and also over the Atlantic and Gulf States.
Showers aad thunderstorms have occurred
in Eastern Colorado, Nebraska. South Da
kota and Minnesota, while elsewhere no pre
cipitation of consequence has fallen. The
temperatures are oeiow normal nearly every
where west of the Rocky Mountains and
frost formed Friday morning in many lo
calities in Oregon. Eastern Washington and
The conditions are favorable for gen
erally fair weather in this district Satur
day with higher temperatures in the in
terior of Western Oregon. Frost will form
again Saturday morning in exposed places
In Oregon, xaaioru nuiiuisvuu wiu .lianu.
Portland and vicinity Fair; probably
warmer; westerly winds.
Oregon Fair, warmer Interior west por
tion: westerly winds.
Mayor Hindley Refutes Telegrams
al82Sk Hn 60 collect NPR
Spokane, Wn., May 2, 1913
Purported interview purposely garbled and misrepre-
sented for eleventh-hour roorback. No "weak spots" in
Portland charter that are not discounted a hundred
times by general provisions of commission government.
Tell Citizens of Portland not to be side-tracked by tech
nical objections in charter. Experience will easily cor
rect these. Vote for real question, which is commis
sion form of government.
W. J. HINDLEY.
Ed S. Allen. Honor. Hamilton, Reese
Gardner, Jack Wise, Lew Davis, Harry
Hart and Monte Collins in
THE TWIN HEBREWS"
A riot of good comedy situations, spark
ling dialogue and clever musical specialties.
Tuesday night, athletic contest; Friday
night, chorus girlr contest. Admission 13
and' 25 cents.
Cor. Vsnzan and Twenty-fourth St..
APRIL 20, 30, MAV 1, 2, 3, 4.
Games Begin Weekday, at 3tlS P. M.
Sunday. 2i30 P. M.
LADIES' DAY FRIDAY.
Boys Under 12 Free to Bleachers ,
Washington Fair; westerly winds.
Kansas city .
te Ancalm .
Vow York :
North Head .
Rrmhur . . . . ,
w 1 1 a Walla . .
. 5 3 -
3 m 5. 5"
! 3 s
f.410.001 6IN !Pt. cloudy
6610. 00114XW!C1 ear
6S 0.00 12 SW
tdiA AA 1. VTTX7
0.30 '26 .VE
S018.00 4 SB
860.00 28 NW

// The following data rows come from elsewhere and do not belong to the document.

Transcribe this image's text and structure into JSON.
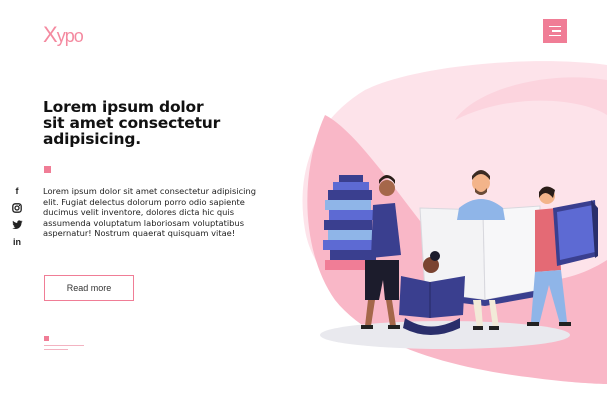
{
  "header": {
    "logo_x": "X",
    "logo_rest": "ypo",
    "menu_icon": "hamburger-icon"
  },
  "hero": {
    "title_line1": "Lorem ipsum dolor",
    "title_line2": "sit amet consectetur",
    "title_line3": "adipisicing.",
    "description": "Lorem ipsum dolor sit amet consectetur adipisicing elit. Fugiat delectus dolorum porro odio sapiente ducimus velit inventore, dolores dicta hic quis assumenda voluptatum laboriosam voluptatibus aspernatur! Nostrum quaerat quisquam vitae!",
    "cta_label": "Read more"
  },
  "social": [
    {
      "icon": "facebook-icon",
      "glyph": "f"
    },
    {
      "icon": "instagram-icon",
      "glyph": ""
    },
    {
      "icon": "twitter-icon",
      "glyph": ""
    },
    {
      "icon": "linkedin-icon",
      "glyph": "in"
    }
  ],
  "colors": {
    "accent": "#f07d96",
    "blob_light": "#fde3ea",
    "blob_mid": "#f9b7c7"
  }
}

6010.01 8 NW
70 0.00 10 NWl
EDWARO A. HEALS. District Forecaster.
CLASSIFIED AD. RATES
Dally or Sunday.
.. r In.
One time i
same atl two cwubwu.i.w 1 ........... vj
.me ad three consecutive time. 30c
1 . . . . . . ....... -... tin... Ail..
same au v. .c.c .........
Ilia above rates apply to advertisements
unuer - - ' "
liuns except tho following:
bltuauoo vt.uieu, .uMic.
(Situations Wonted. Female.
1-or Kent, Koonts, Trivate Families.
Kooms and Board, Private Families.
ilouMlteepliiff Kooms, Private Families.
serllve itumea the one-time rate applies.
blx words count as one line on rasb ad
vertisements and no ad counted lor less than
Xhe urrRvnwn win . oiiicu
vertlsement. over the telephone, providing
.... -.I.-... I r I. . Miitiftrrilter to either nlinnr.
No prices will be quoted over the phone, but
bill will be rendered the following day.
Whether subsequent advertisements will be
accepted over the phone depends upon the
promptness of the payment of telephone ad
vertisements. Situations Wanted and Per
sonal aaveriinruirui. win uut ua .vvepi.a
over the telephone. Orders for one inser
tion only will be accepted for "Houses for
Kent," "Furniture for Nale." "Bnnlnesn Op
nnptnnltlM." "Rooming-house." and "Want.
ed to Rent."